# How does the Tannaka duality work for weak Hopf algebras and fusion categories?

I'm a physicist and not yet an expert in fusion category. I've heard that it's possible to reconstruct a weak Hopf algebra from its category of representations, and would like to know how this works in detail.

As a specific example, consider the fusion category $$\mathcal{C}$$ describing Ising anyons, with fusion rules $$\sigma\times \sigma=1+\psi, \sigma\times \psi=\sigma, \psi\times\psi=1$$, and the $$F$$-symbol $$[F^{abc}_e]_{df}$$ describing the associator $$(a\times b)\times c\cong a\times(b\times c)$$ is also given. Then how do I construct a weak Hopf algebra $$H$$ whose category of representations $$Rep(H)$$ is equal to $$\mathcal{C}$$?

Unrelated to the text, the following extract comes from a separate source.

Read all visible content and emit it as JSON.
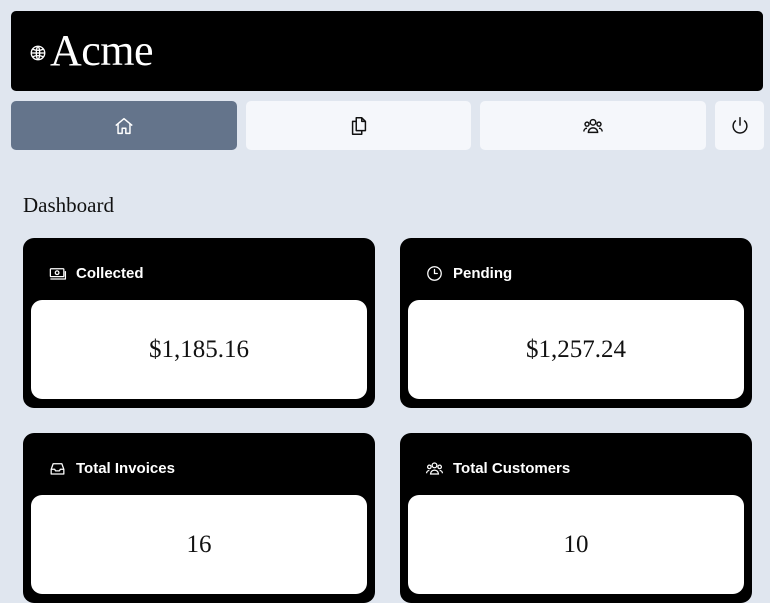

The procedure is more or less the standard Tannakian reconstruction argument. The first thing you need is a "forgetful" fiber functor $$F:C\to Vect$$, then you consider $$R=End(F)$$ the natural endomorphisms of the functor $$F$$ and this is the object you then show has the algebraic structure you require. Then the theorem is that $$C$$ is a category of representations over $$R$$.

For fusion categories you get that a generalized fiber functor always exists. You can consider the algebra $$A$$ to be the endomorphism algebra of the direct sum of (the finitely many isomorphism classes of) the simple objects, that is $$A=End(\bigoplus_{S_{i}}S_{i})$$ where $$S_{i}$$ are the (isomorphism classes of the) simple objects.

And then you can construct a functor $$F:C\to A-Bimod$$, this is simply equivalent to $$Hom_{C}(\bigoplus S_{i},\_)$$. Then it was shown that in fact $$End(F)$$ has a weak Hopf algebra structure and $$C$$ is a category of representations over it.

The proof that this has a weak Hopf algebra structure was originally (I think!) in:

Szlachányi, Kornél, Finite quantum groupoids and inclusions of finite type, Longo, Roberto (ed.), Mathematical physics in mathematics and physics. Quantum and operator algebraic aspects. Proceedings of a conference, Siena, Italy, June 20-24, 2000. Dedicated to Sergio Doplicher and John E. Roberts on the occasion of their 60th birthday. Providence, RI: AMS, American Mathematical Society. Fields Inst. Commun. 30, 393-407 (2001). ZBL1022.18007.

You can find this as Proposition/Exercise 7.23.11 and 7.23.12 of EGNO and around Remark 2.21 of:

Etingof, Pavel; Nikshych, Dmitri; Ostrik, Viktor, On fusion categories., Ann. Math. (2) 162, No. 2, 581-642 (2005). ZBL1125.16025.

I hope this is of help, I am not at all familiar with the physics side of things so I cannot write this in the dialect that perhaps physicist uses so my apologies if this is not entirely clear.

• +1, but what is EGNO? Commented Sep 5, 2023 at 7:52
• Sorry my bad. It is the book Tensor Categories by Etingof, Gelaki, Nikshych and Ostrik,
– AT0
Commented Sep 5, 2023 at 7:58